Start of Source data

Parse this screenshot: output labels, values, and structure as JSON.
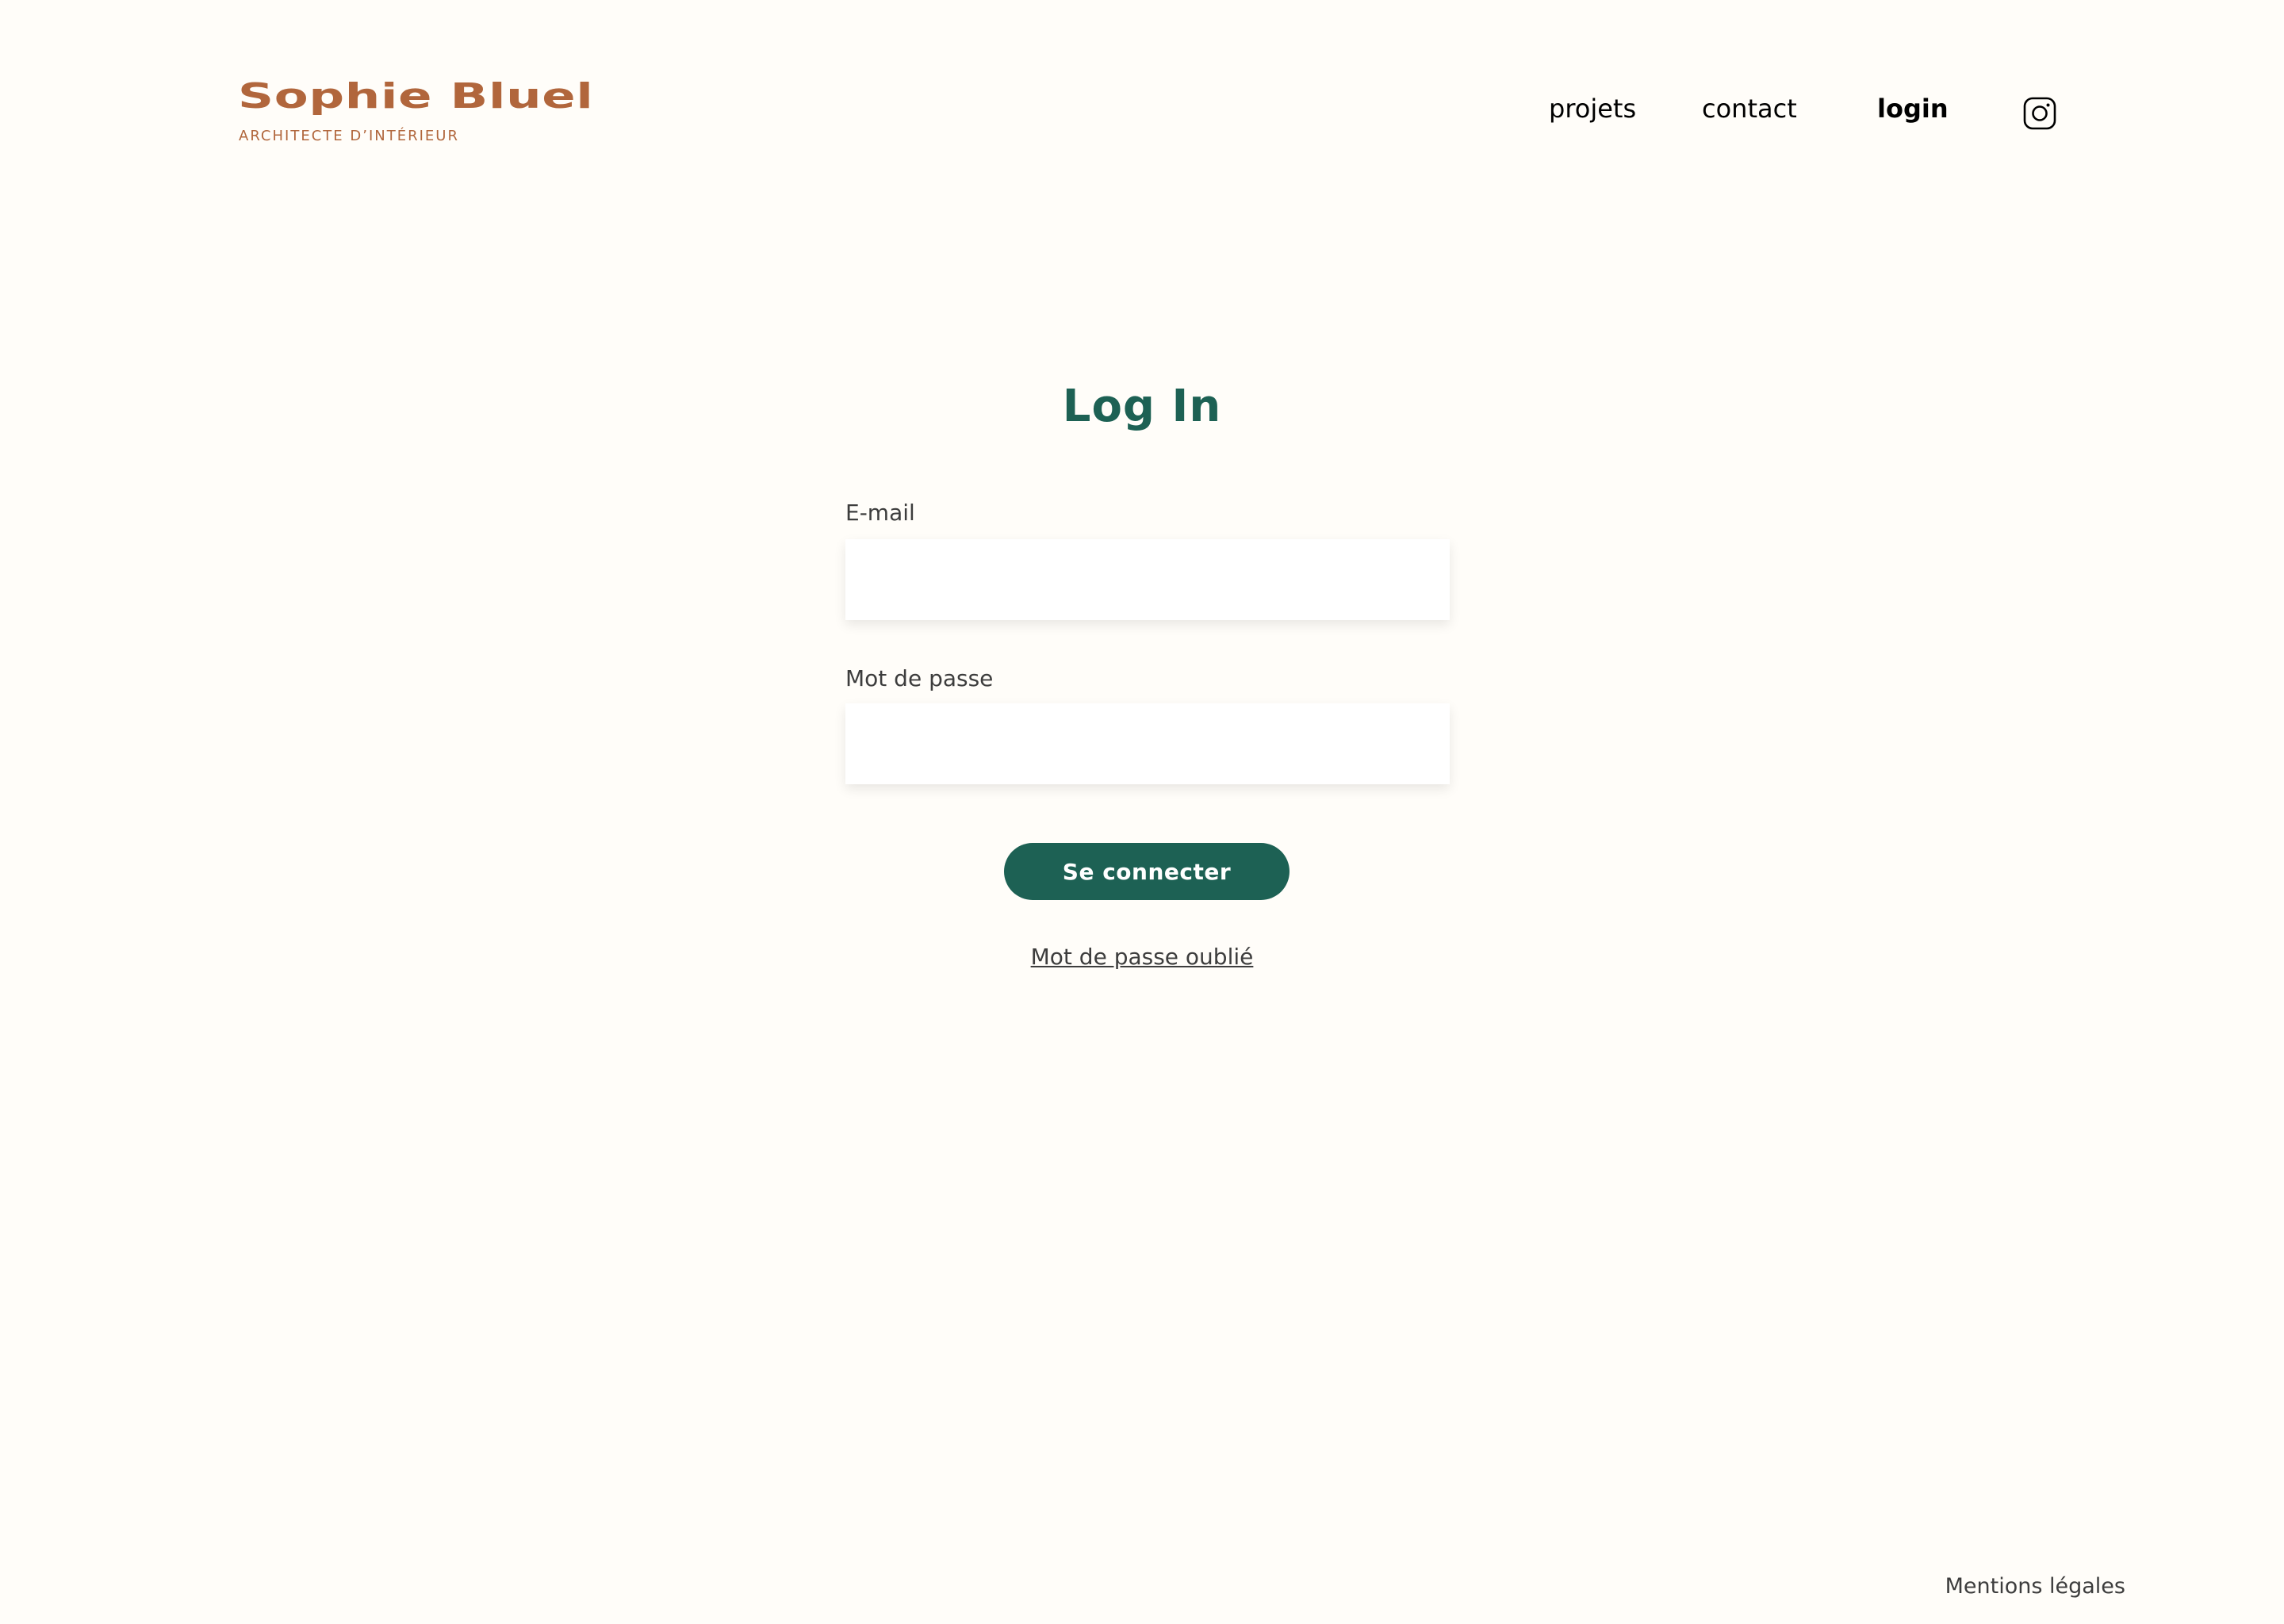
{
  "header": {
    "brand_name": "Sophie Bluel",
    "brand_subtitle": "ARCHITECTE D’INTÉRIEUR",
    "nav": {
      "projets": "projets",
      "contact": "contact",
      "login": "login"
    },
    "instagram_icon": "instagram-icon"
  },
  "main": {
    "title": "Log In",
    "email_label": "E-mail",
    "email_value": "",
    "password_label": "Mot de passe",
    "password_value": "",
    "submit_label": "Se connecter",
    "forgot_label": "Mot de passe oublié"
  },
  "footer": {
    "legal_label": "Mentions légales"
  },
  "colors": {
    "background": "#FFFDF9",
    "brand": "#B1663C",
    "accent": "#1D6154",
    "text": "#3D3D3D"
  }
}
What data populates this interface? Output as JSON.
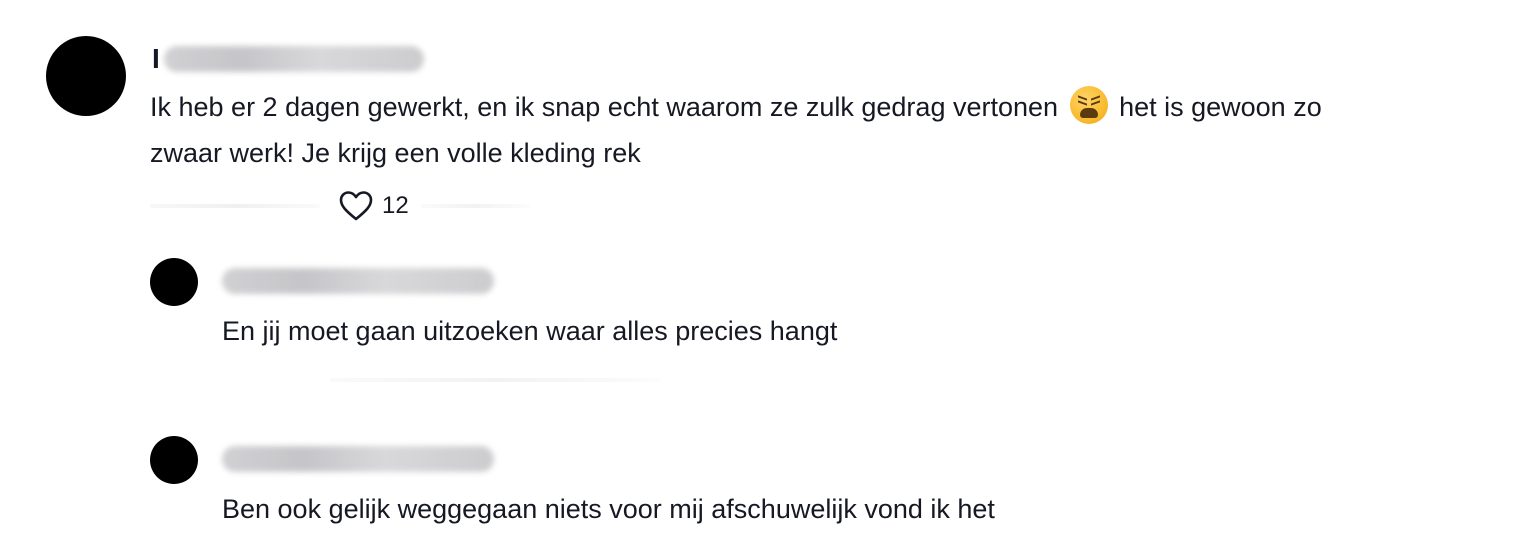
{
  "comment": {
    "username_initial": "I",
    "text_before_emoji": "Ik heb er 2 dagen gewerkt, en ik snap echt waarom ze zulk gedrag vertonen",
    "emoji": "tired-face-emoji",
    "text_after_emoji": "het is gewoon zo",
    "text_line2": "zwaar werk! Je krijg een volle kleding rek",
    "likes": "12"
  },
  "replies": [
    {
      "text": "En jij moet gaan uitzoeken waar alles precies hangt"
    },
    {
      "text": "Ben ook gelijk weggegaan niets voor mij afschuwelijk vond ik het"
    }
  ],
  "colors": {
    "text": "#161823",
    "avatar": "#000000",
    "background": "#ffffff"
  }
}
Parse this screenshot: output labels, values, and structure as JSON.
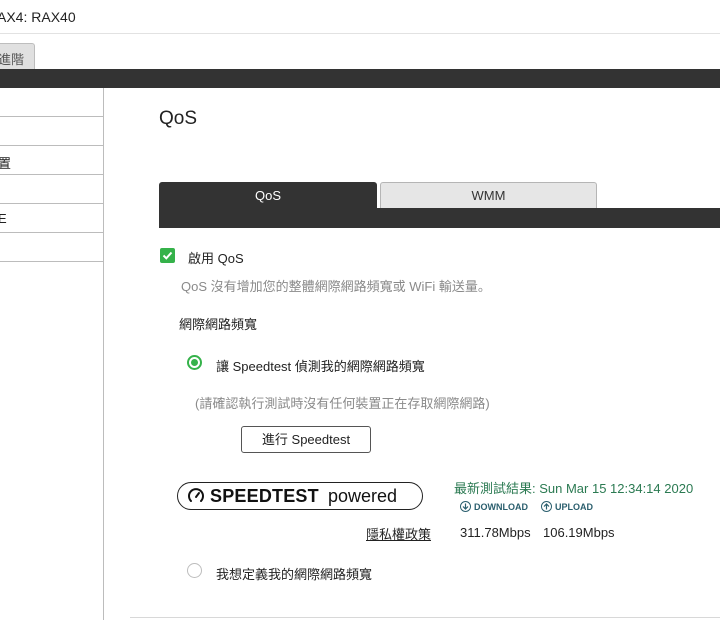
{
  "window": {
    "title": "AX4: RAX40"
  },
  "top_tabs": [
    {
      "label": "進階"
    }
  ],
  "sidebar": {
    "items": [
      {
        "label": ""
      },
      {
        "label": ""
      },
      {
        "label": "置"
      },
      {
        "label": ""
      },
      {
        "label": "E"
      },
      {
        "label": ""
      }
    ]
  },
  "page": {
    "title": "QoS"
  },
  "tabs": [
    {
      "label": "QoS"
    },
    {
      "label": "WMM"
    }
  ],
  "qos": {
    "enable_label": "啟用 QoS",
    "enable_checked": true,
    "description": "QoS 沒有增加您的整體網際網路頻寬或 WiFi 輸送量。",
    "bandwidth_label": "網際網路頻寬",
    "option_speedtest": "讓 Speedtest 偵測我的網際網路頻寬",
    "note": "(請確認執行測試時沒有任何裝置正在存取網際網路)",
    "run_button": "進行 Speedtest",
    "option_custom": "我想定義我的網際網路頻寬"
  },
  "speedtest": {
    "logo_word": "SPEEDTEST",
    "logo_powered": "powered",
    "privacy_link": "隱私權政策",
    "latest_result": "最新測試結果: Sun Mar 15 12:34:14 2020",
    "download_label": "DOWNLOAD",
    "upload_label": "UPLOAD",
    "download_value": "311.78Mbps",
    "upload_value": "106.19Mbps"
  },
  "colors": {
    "accent": "#35b24a",
    "dark_bar": "#333333",
    "result_text": "#2b7a52",
    "speed_head": "#2b5f6e"
  }
}
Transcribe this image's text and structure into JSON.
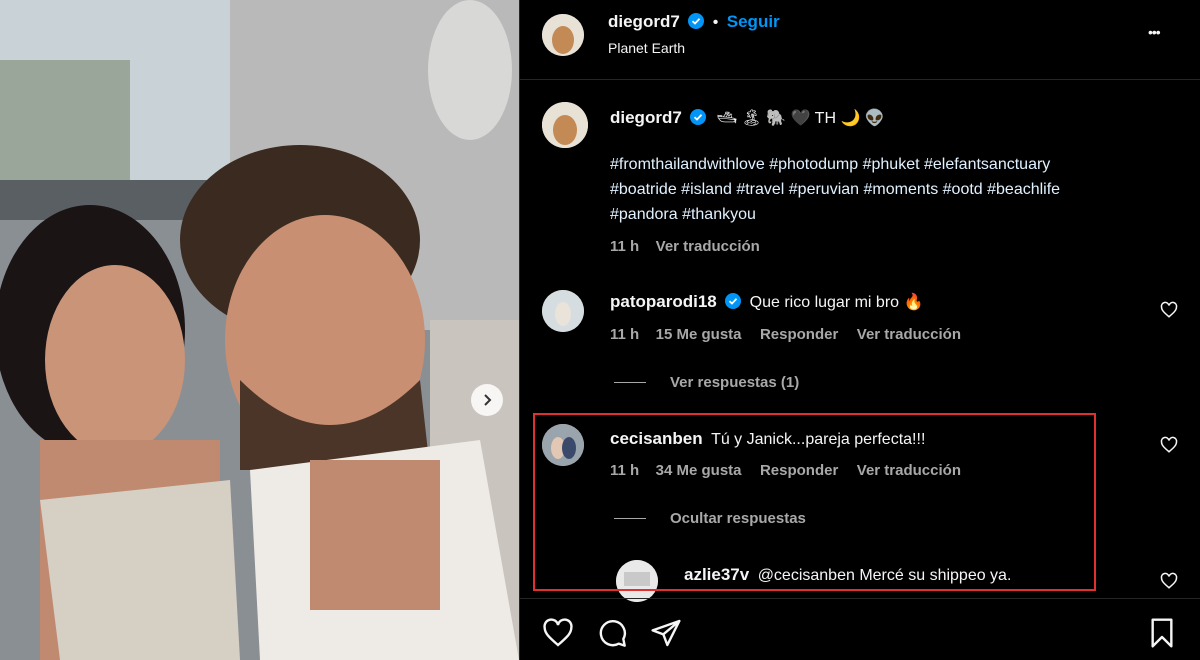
{
  "post": {
    "author": "diegord7",
    "follow_label": "Seguir",
    "location": "Planet Earth",
    "more_label": "•••",
    "caption_emojis": "🛥 🏝 🐘 🖤 TH 🌙 👽",
    "caption": [
      "#fromthailandwithlove #photodump #phuket #elefantsanctuary",
      "#boatride #island #travel #peruvian #moments #ootd #beachlife",
      "#pandora #thankyou"
    ],
    "caption_time": "11 h",
    "caption_translate": "Ver traducción"
  },
  "comments": [
    {
      "user": "patoparodi18",
      "verified": true,
      "text": "Que rico lugar mi bro 🔥",
      "time": "11 h",
      "likes": "15 Me gusta",
      "reply": "Responder",
      "translate": "Ver traducción",
      "replies_toggle": "Ver respuestas (1)"
    },
    {
      "user": "cecisanben",
      "verified": false,
      "text": "Tú y Janick...pareja perfecta!!!",
      "time": "11 h",
      "likes": "34 Me gusta",
      "reply": "Responder",
      "translate": "Ver traducción",
      "replies_toggle": "Ocultar respuestas"
    }
  ],
  "reply": {
    "user": "azlie37v",
    "text": "@cecisanben Mercé su shippeo ya."
  },
  "icons": {
    "like": "heart-icon",
    "comment": "comment-icon",
    "share": "share-icon",
    "save": "bookmark-icon",
    "next": "chevron-right-icon",
    "verified": "verified-badge-icon"
  },
  "colors": {
    "background": "#000000",
    "link": "#0095f6",
    "verified": "#0095f6",
    "highlight": "#e0312f"
  }
}
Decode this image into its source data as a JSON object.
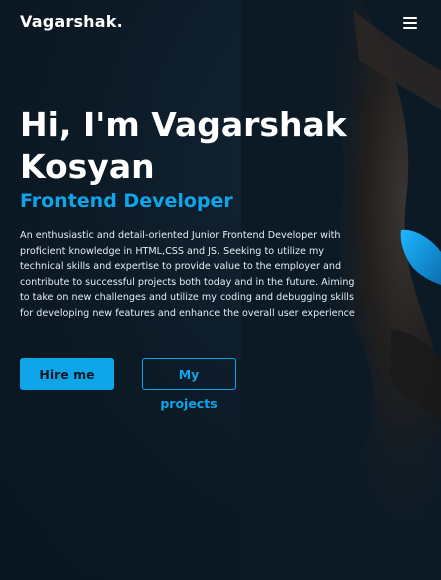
{
  "nav": {
    "logo": "Vagarshak.",
    "menu_icon": "hamburger-menu-icon"
  },
  "hero": {
    "title": "Hi, I'm Vagarshak Kosyan",
    "subtitle": "Frontend Developer",
    "description": "An enthusiastic and detail-oriented Junior Frontend Developer with proficient knowledge in HTML,CSS and JS. Seeking to utilize my technical skills and expertise to provide value to the employer and contribute to successful projects both today and in the future. Aiming to take on new challenges and utilize my coding and debugging skills for developing new features and enhance the overall user experience",
    "primary_button": "Hire me",
    "secondary_button": "My projects"
  },
  "colors": {
    "accent": "#0ea5e9",
    "background": "#0c1a26",
    "text": "#ffffff"
  }
}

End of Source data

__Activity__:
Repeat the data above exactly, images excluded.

__Solution to this exercise__:
Parse this screenshot: output labels, values, and structure as JSON.
{
  "header": {
    "brand_name": "Sophie Bluel",
    "brand_subtitle": "ARCHITECTE D’INTÉRIEUR",
    "nav": {
      "projets": "projets",
      "contact": "contact",
      "login": "login"
    },
    "instagram_icon": "instagram-icon"
  },
  "main": {
    "title": "Log In",
    "email_label": "E-mail",
    "email_value": "",
    "password_label": "Mot de passe",
    "password_value": "",
    "submit_label": "Se connecter",
    "forgot_label": "Mot de passe oublié"
  },
  "footer": {
    "legal_label": "Mentions légales"
  },
  "colors": {
    "background": "#FFFDF9",
    "brand": "#B1663C",
    "accent": "#1D6154",
    "text": "#3D3D3D"
  }
}
What data populates this interface? Output as JSON.
{
  "comment": {
    "username_initial": "I",
    "text_before_emoji": "Ik heb er 2 dagen gewerkt, en ik snap echt waarom ze zulk gedrag vertonen",
    "emoji": "tired-face-emoji",
    "text_after_emoji": "het is gewoon zo",
    "text_line2": "zwaar werk! Je krijg een volle kleding rek",
    "likes": "12"
  },
  "replies": [
    {
      "text": "En jij moet gaan uitzoeken waar alles precies hangt"
    },
    {
      "text": "Ben ook gelijk weggegaan niets voor mij afschuwelijk vond ik het"
    }
  ],
  "colors": {
    "text": "#161823",
    "avatar": "#000000",
    "background": "#ffffff"
  }
}
Parse this screenshot: output labels, values, and structure as JSON.
{
  "window": {
    "title": "AX4: RAX40"
  },
  "top_tabs": [
    {
      "label": "進階"
    }
  ],
  "sidebar": {
    "items": [
      {
        "label": ""
      },
      {
        "label": ""
      },
      {
        "label": "置"
      },
      {
        "label": ""
      },
      {
        "label": "E"
      },
      {
        "label": ""
      }
    ]
  },
  "page": {
    "title": "QoS"
  },
  "tabs": [
    {
      "label": "QoS"
    },
    {
      "label": "WMM"
    }
  ],
  "qos": {
    "enable_label": "啟用 QoS",
    "enable_checked": true,
    "description": "QoS 沒有增加您的整體網際網路頻寬或 WiFi 輸送量。",
    "bandwidth_label": "網際網路頻寬",
    "option_speedtest": "讓 Speedtest 偵測我的網際網路頻寬",
    "note": "(請確認執行測試時沒有任何裝置正在存取網際網路)",
    "run_button": "進行 Speedtest",
    "option_custom": "我想定義我的網際網路頻寬"
  },
  "speedtest": {
    "logo_word": "SPEEDTEST",
    "logo_powered": "powered",
    "privacy_link": "隱私權政策",
    "latest_result": "最新測試結果: Sun Mar 15 12:34:14 2020",
    "download_label": "DOWNLOAD",
    "upload_label": "UPLOAD",
    "download_value": "311.78Mbps",
    "upload_value": "106.19Mbps"
  },
  "colors": {
    "accent": "#35b24a",
    "dark_bar": "#333333",
    "result_text": "#2b7a52",
    "speed_head": "#2b5f6e"
  }
}
Transcribe this image's text and structure into JSON.
{
  "post": {
    "author": "diegord7",
    "follow_label": "Seguir",
    "location": "Planet Earth",
    "more_label": "•••",
    "caption_emojis": "🛥 🏝 🐘 🖤 TH 🌙 👽",
    "caption": [
      "#fromthailandwithlove #photodump #phuket #elefantsanctuary",
      "#boatride #island #travel #peruvian #moments #ootd #beachlife",
      "#pandora #thankyou"
    ],
    "caption_time": "11 h",
    "caption_translate": "Ver traducción"
  },
  "comments": [
    {
      "user": "patoparodi18",
      "verified": true,
      "text": "Que rico lugar mi bro 🔥",
      "time": "11 h",
      "likes": "15 Me gusta",
      "reply": "Responder",
      "translate": "Ver traducción",
      "replies_toggle": "Ver respuestas (1)"
    },
    {
      "user": "cecisanben",
      "verified": false,
      "text": "Tú y Janick...pareja perfecta!!!",
      "time": "11 h",
      "likes": "34 Me gusta",
      "reply": "Responder",
      "translate": "Ver traducción",
      "replies_toggle": "Ocultar respuestas"
    }
  ],
  "reply": {
    "user": "azlie37v",
    "text": "@cecisanben Mercé su shippeo ya."
  },
  "icons": {
    "like": "heart-icon",
    "comment": "comment-icon",
    "share": "share-icon",
    "save": "bookmark-icon",
    "next": "chevron-right-icon",
    "verified": "verified-badge-icon"
  },
  "colors": {
    "background": "#000000",
    "link": "#0095f6",
    "verified": "#0095f6",
    "highlight": "#e0312f"
  }
}
Decode this image into its source data as a JSON object.
{
  "nav": {
    "logo": "Vagarshak.",
    "menu_icon": "hamburger-menu-icon"
  },
  "hero": {
    "title": "Hi, I'm Vagarshak Kosyan",
    "subtitle": "Frontend Developer",
    "description": "An enthusiastic and detail-oriented Junior Frontend Developer with proficient knowledge in HTML,CSS and JS. Seeking to utilize my technical skills and expertise to provide value to the employer and contribute to successful projects both today and in the future. Aiming to take on new challenges and utilize my coding and debugging skills for developing new features and enhance the overall user experience",
    "primary_button": "Hire me",
    "secondary_button": "My projects"
  },
  "colors": {
    "accent": "#0ea5e9",
    "background": "#0c1a26",
    "text": "#ffffff"
  }
}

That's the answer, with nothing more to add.